§ **PROBLEM TO WORK ON**
Search the listing below for the word "dark" and return each line that contains it.

§ **EXERCISE INPUT**
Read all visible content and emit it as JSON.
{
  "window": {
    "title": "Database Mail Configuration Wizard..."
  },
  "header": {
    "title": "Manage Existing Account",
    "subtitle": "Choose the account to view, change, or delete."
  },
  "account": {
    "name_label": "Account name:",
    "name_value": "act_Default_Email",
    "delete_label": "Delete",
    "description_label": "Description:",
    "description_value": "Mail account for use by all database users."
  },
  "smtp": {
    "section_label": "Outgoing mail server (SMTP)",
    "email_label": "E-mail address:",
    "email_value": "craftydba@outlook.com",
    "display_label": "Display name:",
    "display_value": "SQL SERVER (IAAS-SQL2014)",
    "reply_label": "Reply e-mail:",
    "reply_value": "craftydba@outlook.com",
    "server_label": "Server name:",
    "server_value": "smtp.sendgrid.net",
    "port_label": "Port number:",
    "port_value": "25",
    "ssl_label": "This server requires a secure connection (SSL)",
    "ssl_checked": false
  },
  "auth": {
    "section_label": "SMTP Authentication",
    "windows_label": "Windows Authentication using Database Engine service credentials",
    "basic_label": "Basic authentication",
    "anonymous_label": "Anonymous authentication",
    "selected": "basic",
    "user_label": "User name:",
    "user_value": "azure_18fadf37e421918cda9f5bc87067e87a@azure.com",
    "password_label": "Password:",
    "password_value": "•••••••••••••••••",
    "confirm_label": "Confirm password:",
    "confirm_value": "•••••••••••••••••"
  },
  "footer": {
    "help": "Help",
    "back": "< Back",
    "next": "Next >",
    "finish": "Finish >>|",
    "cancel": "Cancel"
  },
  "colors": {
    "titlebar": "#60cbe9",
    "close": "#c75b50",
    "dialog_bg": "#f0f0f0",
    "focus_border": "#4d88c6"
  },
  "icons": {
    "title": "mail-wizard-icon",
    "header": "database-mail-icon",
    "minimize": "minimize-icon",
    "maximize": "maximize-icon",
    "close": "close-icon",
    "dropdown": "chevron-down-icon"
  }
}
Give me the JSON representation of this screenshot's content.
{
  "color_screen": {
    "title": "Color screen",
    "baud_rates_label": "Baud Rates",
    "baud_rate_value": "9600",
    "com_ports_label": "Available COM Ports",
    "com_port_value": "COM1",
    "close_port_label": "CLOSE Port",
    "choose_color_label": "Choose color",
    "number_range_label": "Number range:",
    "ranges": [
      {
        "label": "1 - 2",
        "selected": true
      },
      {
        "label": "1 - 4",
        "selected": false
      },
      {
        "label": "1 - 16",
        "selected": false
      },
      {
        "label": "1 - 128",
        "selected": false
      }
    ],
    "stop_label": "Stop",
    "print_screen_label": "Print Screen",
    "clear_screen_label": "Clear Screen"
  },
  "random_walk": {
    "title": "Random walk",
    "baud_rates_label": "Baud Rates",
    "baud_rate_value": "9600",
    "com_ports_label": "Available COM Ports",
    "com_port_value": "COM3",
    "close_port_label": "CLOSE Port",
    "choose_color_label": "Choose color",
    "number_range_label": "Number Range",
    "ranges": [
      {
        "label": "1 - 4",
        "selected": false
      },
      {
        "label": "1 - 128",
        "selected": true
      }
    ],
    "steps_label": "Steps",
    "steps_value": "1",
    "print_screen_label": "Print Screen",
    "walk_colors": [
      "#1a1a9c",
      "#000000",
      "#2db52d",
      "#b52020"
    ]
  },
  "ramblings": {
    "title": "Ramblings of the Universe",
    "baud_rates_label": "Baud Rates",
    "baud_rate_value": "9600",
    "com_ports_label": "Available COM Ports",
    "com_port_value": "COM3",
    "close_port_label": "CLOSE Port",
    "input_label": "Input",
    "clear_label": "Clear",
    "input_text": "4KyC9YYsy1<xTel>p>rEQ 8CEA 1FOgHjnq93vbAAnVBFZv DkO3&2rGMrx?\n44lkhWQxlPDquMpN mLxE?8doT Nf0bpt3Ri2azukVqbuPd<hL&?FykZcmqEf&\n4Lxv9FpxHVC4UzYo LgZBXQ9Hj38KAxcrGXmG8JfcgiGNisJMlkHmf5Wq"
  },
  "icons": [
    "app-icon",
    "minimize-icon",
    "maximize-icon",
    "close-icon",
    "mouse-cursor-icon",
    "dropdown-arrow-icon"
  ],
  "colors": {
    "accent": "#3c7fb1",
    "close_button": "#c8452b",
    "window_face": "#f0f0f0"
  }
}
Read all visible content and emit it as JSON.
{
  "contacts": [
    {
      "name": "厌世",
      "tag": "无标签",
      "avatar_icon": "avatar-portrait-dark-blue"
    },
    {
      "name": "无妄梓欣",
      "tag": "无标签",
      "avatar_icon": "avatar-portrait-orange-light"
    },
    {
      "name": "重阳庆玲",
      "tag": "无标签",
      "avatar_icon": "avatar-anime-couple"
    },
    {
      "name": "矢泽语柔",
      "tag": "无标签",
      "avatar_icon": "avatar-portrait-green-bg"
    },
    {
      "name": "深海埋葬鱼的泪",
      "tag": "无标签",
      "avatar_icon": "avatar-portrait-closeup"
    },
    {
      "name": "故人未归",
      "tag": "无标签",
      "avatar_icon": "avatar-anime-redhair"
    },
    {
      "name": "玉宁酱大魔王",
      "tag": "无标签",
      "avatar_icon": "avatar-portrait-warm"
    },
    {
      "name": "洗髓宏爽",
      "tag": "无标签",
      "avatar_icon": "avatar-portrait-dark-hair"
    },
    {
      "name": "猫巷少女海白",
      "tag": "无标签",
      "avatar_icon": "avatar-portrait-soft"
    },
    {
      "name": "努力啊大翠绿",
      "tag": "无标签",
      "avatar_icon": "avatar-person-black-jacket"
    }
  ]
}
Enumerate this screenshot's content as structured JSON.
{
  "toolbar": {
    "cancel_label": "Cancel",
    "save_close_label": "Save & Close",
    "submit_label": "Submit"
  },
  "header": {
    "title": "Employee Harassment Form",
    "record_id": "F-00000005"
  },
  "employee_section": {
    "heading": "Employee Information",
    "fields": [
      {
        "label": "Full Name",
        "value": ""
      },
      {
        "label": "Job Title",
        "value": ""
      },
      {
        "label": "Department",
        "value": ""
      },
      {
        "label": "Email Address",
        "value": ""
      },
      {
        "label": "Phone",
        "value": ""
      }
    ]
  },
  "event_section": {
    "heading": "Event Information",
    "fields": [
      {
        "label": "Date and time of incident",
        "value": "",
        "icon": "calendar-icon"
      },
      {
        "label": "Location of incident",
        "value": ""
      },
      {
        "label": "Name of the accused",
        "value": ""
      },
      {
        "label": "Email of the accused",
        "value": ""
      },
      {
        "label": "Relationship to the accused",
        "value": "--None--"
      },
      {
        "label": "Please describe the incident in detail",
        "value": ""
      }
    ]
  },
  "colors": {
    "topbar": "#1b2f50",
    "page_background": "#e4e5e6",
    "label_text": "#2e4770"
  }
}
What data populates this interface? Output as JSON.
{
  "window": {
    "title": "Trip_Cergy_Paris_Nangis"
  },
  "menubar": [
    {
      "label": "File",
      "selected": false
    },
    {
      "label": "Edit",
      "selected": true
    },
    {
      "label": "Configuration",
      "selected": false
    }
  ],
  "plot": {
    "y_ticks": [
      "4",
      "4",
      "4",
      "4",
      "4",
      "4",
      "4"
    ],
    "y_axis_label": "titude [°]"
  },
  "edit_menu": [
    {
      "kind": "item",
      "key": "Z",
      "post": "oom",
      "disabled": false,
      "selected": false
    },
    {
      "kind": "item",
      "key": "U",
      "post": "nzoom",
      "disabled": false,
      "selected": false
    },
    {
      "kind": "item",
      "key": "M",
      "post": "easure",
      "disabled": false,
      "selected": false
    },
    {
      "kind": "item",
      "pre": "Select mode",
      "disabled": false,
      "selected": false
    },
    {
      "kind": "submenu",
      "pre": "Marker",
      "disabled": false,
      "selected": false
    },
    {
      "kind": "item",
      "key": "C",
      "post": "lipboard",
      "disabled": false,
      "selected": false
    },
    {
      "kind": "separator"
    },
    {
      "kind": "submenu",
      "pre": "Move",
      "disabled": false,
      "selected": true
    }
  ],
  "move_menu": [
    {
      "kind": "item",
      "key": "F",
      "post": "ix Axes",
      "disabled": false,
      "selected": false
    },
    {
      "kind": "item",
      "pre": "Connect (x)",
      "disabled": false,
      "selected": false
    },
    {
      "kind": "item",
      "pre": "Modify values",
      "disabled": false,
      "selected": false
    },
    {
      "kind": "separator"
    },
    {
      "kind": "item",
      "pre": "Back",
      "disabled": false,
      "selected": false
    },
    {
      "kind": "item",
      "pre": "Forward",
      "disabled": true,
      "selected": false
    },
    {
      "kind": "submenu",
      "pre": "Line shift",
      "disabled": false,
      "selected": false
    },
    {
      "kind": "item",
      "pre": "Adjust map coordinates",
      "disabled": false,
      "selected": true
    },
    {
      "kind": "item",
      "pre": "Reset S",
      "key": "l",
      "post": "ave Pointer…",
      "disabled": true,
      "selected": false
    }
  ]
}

§ **RESULT**
      "avatar_icon": "avatar-portrait-dark-blue"
      "avatar_icon": "avatar-portrait-dark-hair"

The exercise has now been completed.